== WORK TO COMPLETE ==
Please report every line of the listing below that has the word "home" in it.

== TASK DATA ==

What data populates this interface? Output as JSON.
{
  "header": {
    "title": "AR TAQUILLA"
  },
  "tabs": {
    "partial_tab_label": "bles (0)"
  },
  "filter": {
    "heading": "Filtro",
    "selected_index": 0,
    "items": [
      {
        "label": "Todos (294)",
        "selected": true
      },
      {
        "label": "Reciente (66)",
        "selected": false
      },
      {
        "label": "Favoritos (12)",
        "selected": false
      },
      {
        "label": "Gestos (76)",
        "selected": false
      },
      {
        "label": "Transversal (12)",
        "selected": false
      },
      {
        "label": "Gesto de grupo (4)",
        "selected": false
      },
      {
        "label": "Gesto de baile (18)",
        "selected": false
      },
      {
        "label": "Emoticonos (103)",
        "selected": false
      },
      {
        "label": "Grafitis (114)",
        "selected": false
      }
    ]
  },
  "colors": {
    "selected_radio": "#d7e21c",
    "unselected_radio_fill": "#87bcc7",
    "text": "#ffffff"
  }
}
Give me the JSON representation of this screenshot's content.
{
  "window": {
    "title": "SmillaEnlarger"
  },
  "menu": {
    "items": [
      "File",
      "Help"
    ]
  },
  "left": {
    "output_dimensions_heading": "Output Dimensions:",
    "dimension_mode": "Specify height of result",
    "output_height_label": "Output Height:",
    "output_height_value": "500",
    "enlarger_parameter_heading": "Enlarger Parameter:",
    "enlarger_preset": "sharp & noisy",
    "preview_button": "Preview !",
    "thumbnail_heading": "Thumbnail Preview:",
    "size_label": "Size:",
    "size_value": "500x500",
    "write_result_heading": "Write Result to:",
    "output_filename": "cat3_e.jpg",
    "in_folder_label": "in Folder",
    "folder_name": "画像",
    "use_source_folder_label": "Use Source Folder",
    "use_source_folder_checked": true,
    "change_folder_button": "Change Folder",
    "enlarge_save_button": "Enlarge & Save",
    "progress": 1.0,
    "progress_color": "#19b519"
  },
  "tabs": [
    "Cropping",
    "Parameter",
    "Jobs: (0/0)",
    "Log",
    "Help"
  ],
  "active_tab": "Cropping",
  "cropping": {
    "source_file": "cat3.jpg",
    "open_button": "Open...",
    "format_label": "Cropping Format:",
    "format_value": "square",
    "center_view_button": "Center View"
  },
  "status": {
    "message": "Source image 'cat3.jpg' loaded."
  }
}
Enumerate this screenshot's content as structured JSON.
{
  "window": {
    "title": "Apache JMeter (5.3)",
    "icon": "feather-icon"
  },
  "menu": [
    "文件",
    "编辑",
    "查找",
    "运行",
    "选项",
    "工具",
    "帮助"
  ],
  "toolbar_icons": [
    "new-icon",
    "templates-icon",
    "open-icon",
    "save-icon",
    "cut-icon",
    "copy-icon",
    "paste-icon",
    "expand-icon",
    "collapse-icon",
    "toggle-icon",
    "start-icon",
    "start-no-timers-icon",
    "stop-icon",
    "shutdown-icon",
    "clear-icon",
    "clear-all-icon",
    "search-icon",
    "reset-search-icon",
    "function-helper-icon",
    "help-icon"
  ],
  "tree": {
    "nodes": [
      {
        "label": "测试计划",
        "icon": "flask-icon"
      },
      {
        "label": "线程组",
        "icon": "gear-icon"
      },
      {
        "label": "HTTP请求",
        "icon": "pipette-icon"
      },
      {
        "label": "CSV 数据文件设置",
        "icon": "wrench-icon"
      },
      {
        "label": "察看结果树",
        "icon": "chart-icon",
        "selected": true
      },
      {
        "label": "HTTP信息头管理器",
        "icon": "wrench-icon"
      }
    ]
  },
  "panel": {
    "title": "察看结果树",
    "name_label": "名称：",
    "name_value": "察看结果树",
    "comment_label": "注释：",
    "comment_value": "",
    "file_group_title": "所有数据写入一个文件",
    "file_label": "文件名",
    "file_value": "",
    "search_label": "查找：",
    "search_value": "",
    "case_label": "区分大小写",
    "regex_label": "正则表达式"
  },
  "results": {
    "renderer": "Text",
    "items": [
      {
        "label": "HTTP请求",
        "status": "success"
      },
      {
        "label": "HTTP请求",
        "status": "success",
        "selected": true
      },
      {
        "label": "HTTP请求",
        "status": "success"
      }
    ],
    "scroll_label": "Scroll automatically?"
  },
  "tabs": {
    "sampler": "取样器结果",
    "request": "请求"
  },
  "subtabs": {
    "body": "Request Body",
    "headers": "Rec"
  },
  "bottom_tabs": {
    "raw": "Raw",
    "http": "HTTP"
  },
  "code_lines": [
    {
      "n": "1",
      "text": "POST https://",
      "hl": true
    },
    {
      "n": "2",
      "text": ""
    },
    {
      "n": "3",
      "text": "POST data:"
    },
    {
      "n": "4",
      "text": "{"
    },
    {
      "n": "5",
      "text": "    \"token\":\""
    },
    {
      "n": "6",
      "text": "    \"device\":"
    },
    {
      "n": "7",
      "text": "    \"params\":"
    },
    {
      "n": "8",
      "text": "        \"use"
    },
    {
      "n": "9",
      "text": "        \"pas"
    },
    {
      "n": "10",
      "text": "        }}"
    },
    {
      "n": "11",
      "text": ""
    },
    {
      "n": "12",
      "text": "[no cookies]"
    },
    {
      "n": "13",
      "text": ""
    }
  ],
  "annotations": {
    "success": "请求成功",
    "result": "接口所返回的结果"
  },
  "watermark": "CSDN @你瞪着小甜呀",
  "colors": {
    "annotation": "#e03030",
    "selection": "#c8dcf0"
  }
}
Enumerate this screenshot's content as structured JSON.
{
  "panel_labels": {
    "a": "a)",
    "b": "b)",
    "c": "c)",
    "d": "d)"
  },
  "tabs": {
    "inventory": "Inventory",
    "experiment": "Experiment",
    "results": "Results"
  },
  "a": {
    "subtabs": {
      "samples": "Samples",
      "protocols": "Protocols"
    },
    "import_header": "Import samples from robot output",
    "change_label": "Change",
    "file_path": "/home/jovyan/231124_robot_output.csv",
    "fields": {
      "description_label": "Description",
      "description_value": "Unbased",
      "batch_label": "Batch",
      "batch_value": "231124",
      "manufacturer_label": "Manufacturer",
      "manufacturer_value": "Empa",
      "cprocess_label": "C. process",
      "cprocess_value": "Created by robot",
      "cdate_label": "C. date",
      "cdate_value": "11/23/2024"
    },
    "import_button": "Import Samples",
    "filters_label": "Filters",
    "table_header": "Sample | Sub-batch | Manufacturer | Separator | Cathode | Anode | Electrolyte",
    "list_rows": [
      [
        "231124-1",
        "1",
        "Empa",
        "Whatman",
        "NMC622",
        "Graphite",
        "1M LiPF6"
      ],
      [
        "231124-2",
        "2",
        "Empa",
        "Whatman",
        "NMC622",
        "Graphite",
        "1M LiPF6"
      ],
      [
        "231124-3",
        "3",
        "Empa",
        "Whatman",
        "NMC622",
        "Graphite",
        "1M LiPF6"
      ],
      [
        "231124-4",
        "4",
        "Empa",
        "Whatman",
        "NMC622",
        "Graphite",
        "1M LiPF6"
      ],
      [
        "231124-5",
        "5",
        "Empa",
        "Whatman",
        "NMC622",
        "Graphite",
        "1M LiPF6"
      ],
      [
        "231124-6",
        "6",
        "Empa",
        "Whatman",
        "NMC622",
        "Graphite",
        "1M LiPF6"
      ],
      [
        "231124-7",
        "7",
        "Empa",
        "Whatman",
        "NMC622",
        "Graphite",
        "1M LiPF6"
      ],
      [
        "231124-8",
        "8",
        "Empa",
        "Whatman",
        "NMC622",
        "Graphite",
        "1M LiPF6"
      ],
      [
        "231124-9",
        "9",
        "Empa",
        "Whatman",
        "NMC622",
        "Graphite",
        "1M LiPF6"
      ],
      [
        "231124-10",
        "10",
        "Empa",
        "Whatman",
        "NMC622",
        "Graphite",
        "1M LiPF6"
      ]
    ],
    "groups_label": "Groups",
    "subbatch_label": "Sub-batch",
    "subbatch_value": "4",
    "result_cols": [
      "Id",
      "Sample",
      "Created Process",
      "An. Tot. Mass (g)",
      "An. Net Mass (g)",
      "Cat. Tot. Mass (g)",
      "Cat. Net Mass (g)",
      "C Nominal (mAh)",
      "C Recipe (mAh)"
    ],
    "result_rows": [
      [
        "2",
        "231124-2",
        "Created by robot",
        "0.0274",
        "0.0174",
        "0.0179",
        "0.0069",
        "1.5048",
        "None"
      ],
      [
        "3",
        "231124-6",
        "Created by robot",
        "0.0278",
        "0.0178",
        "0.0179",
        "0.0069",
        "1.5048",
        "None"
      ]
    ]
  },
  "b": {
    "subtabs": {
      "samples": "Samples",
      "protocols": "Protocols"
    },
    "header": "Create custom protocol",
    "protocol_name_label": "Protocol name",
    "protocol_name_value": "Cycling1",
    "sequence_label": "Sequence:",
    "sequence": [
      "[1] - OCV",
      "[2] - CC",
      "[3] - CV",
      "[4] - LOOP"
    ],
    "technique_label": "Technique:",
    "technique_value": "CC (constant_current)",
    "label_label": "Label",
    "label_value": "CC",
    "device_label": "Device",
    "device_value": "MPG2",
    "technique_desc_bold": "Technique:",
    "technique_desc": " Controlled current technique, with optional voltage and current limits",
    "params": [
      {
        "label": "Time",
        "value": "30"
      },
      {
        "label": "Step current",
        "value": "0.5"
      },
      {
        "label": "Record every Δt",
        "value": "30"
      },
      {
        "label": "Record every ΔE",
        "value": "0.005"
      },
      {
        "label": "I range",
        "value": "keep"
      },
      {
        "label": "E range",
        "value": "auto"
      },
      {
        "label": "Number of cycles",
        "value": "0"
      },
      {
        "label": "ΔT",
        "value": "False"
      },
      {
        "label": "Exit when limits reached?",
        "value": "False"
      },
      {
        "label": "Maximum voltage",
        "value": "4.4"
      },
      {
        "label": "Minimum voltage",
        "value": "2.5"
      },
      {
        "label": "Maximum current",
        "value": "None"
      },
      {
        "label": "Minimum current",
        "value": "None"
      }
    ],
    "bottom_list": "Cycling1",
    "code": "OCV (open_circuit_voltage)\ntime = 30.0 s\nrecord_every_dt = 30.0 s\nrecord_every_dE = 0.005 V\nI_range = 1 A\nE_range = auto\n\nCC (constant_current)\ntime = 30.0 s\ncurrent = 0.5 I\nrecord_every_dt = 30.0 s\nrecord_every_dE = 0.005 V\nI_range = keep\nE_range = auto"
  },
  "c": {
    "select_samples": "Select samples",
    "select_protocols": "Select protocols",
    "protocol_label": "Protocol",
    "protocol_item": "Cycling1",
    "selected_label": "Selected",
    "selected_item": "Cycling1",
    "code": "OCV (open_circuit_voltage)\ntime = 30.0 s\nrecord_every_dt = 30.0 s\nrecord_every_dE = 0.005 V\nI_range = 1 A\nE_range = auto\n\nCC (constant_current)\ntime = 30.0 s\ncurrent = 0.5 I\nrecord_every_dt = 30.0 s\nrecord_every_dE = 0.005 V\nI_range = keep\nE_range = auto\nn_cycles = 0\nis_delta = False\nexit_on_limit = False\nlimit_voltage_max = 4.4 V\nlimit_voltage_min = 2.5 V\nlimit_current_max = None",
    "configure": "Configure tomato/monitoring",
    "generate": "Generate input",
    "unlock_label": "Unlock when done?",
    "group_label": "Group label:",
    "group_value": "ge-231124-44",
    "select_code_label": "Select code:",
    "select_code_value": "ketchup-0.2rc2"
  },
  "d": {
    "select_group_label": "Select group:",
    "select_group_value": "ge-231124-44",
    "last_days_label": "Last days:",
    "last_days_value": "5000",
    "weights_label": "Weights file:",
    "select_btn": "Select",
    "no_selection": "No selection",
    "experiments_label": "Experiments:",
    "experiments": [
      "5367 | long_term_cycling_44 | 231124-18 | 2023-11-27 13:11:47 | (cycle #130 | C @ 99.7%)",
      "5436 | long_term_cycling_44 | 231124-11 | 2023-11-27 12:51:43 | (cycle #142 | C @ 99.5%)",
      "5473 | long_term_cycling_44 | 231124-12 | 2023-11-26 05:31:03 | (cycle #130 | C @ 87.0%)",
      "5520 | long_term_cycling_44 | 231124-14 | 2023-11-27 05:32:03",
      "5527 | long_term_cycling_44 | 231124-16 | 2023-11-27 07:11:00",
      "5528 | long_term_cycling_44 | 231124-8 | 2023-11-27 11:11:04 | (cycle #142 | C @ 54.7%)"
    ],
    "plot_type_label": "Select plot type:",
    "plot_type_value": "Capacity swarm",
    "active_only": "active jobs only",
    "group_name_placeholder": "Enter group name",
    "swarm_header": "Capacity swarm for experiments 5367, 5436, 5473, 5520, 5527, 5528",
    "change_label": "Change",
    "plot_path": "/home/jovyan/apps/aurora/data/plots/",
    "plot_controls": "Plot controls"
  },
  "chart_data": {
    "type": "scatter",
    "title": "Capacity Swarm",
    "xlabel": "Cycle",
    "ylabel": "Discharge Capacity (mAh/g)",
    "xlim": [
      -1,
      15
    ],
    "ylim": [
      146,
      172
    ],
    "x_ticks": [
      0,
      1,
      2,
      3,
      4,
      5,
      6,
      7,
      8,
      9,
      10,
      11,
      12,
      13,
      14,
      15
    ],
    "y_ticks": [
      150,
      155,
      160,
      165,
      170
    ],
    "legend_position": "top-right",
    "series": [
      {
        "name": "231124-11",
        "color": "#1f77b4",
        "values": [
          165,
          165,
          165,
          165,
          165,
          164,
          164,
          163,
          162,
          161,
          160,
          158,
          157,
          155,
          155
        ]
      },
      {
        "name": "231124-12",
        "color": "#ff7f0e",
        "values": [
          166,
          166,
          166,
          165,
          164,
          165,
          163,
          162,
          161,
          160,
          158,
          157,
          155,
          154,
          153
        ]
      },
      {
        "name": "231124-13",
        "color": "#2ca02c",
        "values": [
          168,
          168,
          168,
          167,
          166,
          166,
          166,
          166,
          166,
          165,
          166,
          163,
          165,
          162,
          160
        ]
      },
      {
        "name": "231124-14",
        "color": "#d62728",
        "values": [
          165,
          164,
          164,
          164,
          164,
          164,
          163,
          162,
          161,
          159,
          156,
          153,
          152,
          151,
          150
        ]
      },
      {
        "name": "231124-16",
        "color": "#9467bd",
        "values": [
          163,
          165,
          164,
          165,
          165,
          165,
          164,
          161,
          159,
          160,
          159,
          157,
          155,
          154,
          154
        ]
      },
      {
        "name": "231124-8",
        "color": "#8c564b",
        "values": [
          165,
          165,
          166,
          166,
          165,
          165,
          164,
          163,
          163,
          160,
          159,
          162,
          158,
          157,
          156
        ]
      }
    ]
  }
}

== WRITTEN REPLY ==
    "file_path": "/home/jovyan/231124_robot_output.csv",
    "plot_path": "/home/jovyan/apps/aurora/data/plots/",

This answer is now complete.